[WHAT YOU HAVE TO DO]
Reproduce each entry exactly as written.
********
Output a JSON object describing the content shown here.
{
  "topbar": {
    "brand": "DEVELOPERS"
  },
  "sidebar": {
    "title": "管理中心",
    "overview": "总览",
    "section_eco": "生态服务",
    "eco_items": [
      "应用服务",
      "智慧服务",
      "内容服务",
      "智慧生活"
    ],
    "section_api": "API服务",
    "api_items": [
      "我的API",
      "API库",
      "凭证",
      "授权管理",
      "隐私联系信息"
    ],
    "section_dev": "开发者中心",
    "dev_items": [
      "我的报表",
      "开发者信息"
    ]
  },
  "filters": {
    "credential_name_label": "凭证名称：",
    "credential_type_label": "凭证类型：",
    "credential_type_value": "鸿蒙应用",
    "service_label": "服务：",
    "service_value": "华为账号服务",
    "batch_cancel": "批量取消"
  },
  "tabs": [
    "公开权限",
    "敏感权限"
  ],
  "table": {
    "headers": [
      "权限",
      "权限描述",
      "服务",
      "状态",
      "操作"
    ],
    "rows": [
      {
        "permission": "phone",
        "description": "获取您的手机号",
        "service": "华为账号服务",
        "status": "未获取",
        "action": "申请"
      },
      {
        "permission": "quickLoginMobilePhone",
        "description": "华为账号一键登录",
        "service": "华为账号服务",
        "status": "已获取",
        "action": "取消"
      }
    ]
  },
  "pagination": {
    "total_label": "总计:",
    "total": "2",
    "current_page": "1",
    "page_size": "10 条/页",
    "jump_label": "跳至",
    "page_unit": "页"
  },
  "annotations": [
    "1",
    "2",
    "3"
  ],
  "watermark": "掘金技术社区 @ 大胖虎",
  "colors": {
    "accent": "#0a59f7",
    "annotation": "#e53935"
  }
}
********
[OUTPUT OF THE EXERCISE]
Output a JSON object describing the content shown here.
{
  "topbar": {
    "brand": "DEVELOPERS"
  },
  "sidebar": {
    "title": "管理中心",
    "overview": "总览",
    "section_eco": "生态服务",
    "eco_items": [
      "应用服务",
      "智慧服务",
      "内容服务",
      "智慧生活"
    ],
    "section_api": "API服务",
    "api_items": [
      "我的API",
      "API库",
      "凭证",
      "授权管理",
      "隐私联系信息"
    ],
    "section_dev": "开发者中心",
    "dev_items": [
      "我的报表",
      "开发者信息"
    ]
  },
  "filters": {
    "credential_name_label": "凭证名称：",
    "credential_type_label": "凭证类型：",
    "credential_type_value": "鸿蒙应用",
    "service_label": "服务：",
    "service_value": "华为账号服务",
    "batch_cancel": "批量取消"
  },
  "tabs": [
    "公开权限",
    "敏感权限"
  ],
  "table": {
    "headers": [
      "权限",
      "权限描述",
      "服务",
      "状态",
      "操作"
    ],
    "rows": [
      {
        "permission": "phone",
        "description": "获取您的手机号",
        "service": "华为账号服务",
        "status": "未获取",
        "action": "申请"
      },
      {
        "permission": "quickLoginMobilePhone",
        "description": "华为账号一键登录",
        "service": "华为账号服务",
        "status": "已获取",
        "action": "取消"
      }
    ]
  },
  "pagination": {
    "total_label": "总计:",
    "total": "2",
    "current_page": "1",
    "page_size": "10 条/页",
    "jump_label": "跳至",
    "page_unit": "页"
  },
  "annotations": [
    "1",
    "2",
    "3"
  ],
  "watermark": "掘金技术社区 @ 大胖虎",
  "colors": {
    "accent": "#0a59f7",
    "annotation": "#e53935"
  }
}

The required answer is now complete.